Some of the more significant themes covered by the collection include; views of New South Wales, Queensland, country towns, Sydney, Indigenous Australians, the South Pacific, rural life, native flora and fauna, and sentimental views. In addition a number of significant events from the 1900s are covered by the collection including; embarkation of troops for the Boer War, Hordens fire, the Inauguration of the Commonwealth in 1901, the arrival of the Great White Fleet and the Burns verses Johnson boxing match at Rushcutters Bay in 1908.

Geoff Barker, Curatorial, January, 2009

References
Newton, Gael, Shades of Light; Photography and Australia 1839 - 1988, Australian National Gallery, Canberra, 1988
David, Millar, Charles Kerry's Federation Australia, Sydney, David Ell Press, 1981
Tyrrell, James, Australian Aboriginal and South Sea Islands Implements, Weapons and Curios, James Tyrrell, Sydney, 1929

History

Notes

This photographic negative is one of 2900 Kerry & Co. photographs in the Powerhouse Museum's 'Tyrrell Collection' once owned by Sydney bookseller, James Tyrrell. Almost all of these negatives are 21.5 x 20.3 cm (10 x 8 inch) glass plates and many of those now held by the Powerhouse Museum collection would have been used to create postcards. In addition to the Kerry & Co. Studio images, the Tyrrell Collection at the Powerhouse Museum includes glass plate negatives published by Henry King and a number of other negatives by unattributed photographers

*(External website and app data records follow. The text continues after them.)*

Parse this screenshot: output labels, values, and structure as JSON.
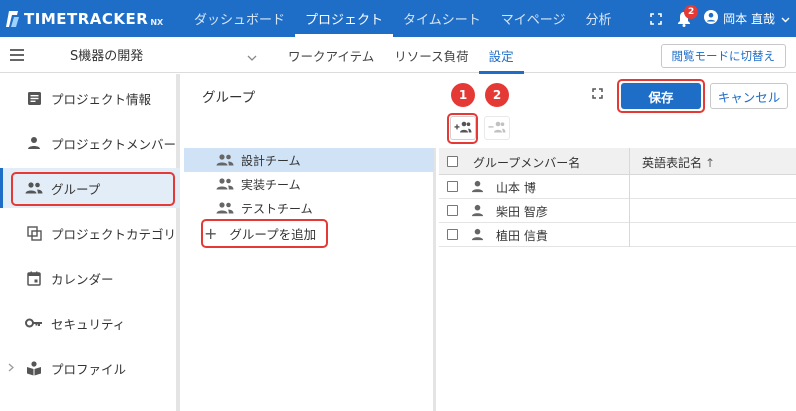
{
  "app": {
    "logo_text": "TIMETRACKER",
    "logo_suffix": "NX"
  },
  "nav": {
    "items": [
      {
        "label": "ダッシュボード"
      },
      {
        "label": "プロジェクト"
      },
      {
        "label": "タイムシート"
      },
      {
        "label": "マイページ"
      },
      {
        "label": "分析"
      }
    ],
    "active_index": 1
  },
  "topright": {
    "notification_count": "2",
    "user_name": "岡本 直哉"
  },
  "subbar": {
    "project_name": "S機器の開発",
    "tabs": [
      {
        "label": "ワークアイテム"
      },
      {
        "label": "リソース負荷"
      },
      {
        "label": "設定"
      }
    ],
    "active_tab": 2,
    "browse_mode_label": "閲覧モードに切替え"
  },
  "sidebar": {
    "items": [
      {
        "label": "プロジェクト情報",
        "icon": "document-icon"
      },
      {
        "label": "プロジェクトメンバー",
        "icon": "person-icon"
      },
      {
        "label": "グループ",
        "icon": "group-icon"
      },
      {
        "label": "プロジェクトカテゴリ",
        "icon": "category-icon"
      },
      {
        "label": "カレンダー",
        "icon": "calendar-icon"
      },
      {
        "label": "セキュリティ",
        "icon": "key-icon"
      },
      {
        "label": "プロファイル",
        "icon": "profile-icon"
      }
    ],
    "active_index": 2
  },
  "main": {
    "title": "グループ",
    "callout_1": "1",
    "callout_2": "2",
    "save_label": "保存",
    "cancel_label": "キャンセル",
    "groups": [
      {
        "name": "設計チーム"
      },
      {
        "name": "実装チーム"
      },
      {
        "name": "テストチーム"
      }
    ],
    "active_group": 0,
    "add_group_label": "グループを追加",
    "grid": {
      "col_member": "グループメンバー名",
      "col_english": "英語表記名",
      "sort_indicator": "↑",
      "rows": [
        {
          "name": "山本 博"
        },
        {
          "name": "柴田 智彦"
        },
        {
          "name": "植田 信貴"
        }
      ]
    }
  },
  "colors": {
    "primary": "#1e6ec8",
    "highlight": "#e53935",
    "selected_bg": "#cfe2f6"
  }
}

James Tyrrell used the images by Kerry & Co. and Henry King to produce his own booklets and views of New South Wales but although full of iconic Australian images, the collection does not appear to have been fully utilised by Tyrrell.

In 1980 the collection was purchased by Australian Consolidated Press who published a limited series of 2000 contact prints from the collection. Housed in boxes copies of these were given to the State Library of New South Wales and the Macleay Museum at the University of Sydney.

In 1985 Australian Consolidated Press donated the collection to the Powerhouse keeping a set of copy prints for themselves. The collection at this time consisted of 7,903 glass plate negatives and 7,916 contact positive prints.

A further 2,500 Kerry & Co. negatives are held in the Macleay Museum at the University of Sydney, although these do not appear to have been acquired from Charles Kerry and Co. by Tyrrell.

Geoff Barker, Curatorial, January, 2009

References
Newton, Gael, Shades of Light; Photography and Australia 1839 - 1988, Australian National Gallery, Canberra, 1988
David, Millar, Charles Kerry's Federation Australia, Sydney, David Ell Press, 1981
Tyrrell, James, Australian Aboriginal and South Sea Islands Implements, Weapons and Curios, James Tyrrell, Sydney, 1929

Cite this Object

Harvard

Glass plate negative 2021, Museum of Applied Arts & Sciences, accessed 2 August 2021, <https://ma.as/28645>

Wikipedia

{{cite web |url=https://ma.as/28645 |title=Glass plate negative |author=Museum of Applied Arts & Sciences |access-date=2 August 2021 |publisher=Museum of Applied Arts & Sciences, Australia}}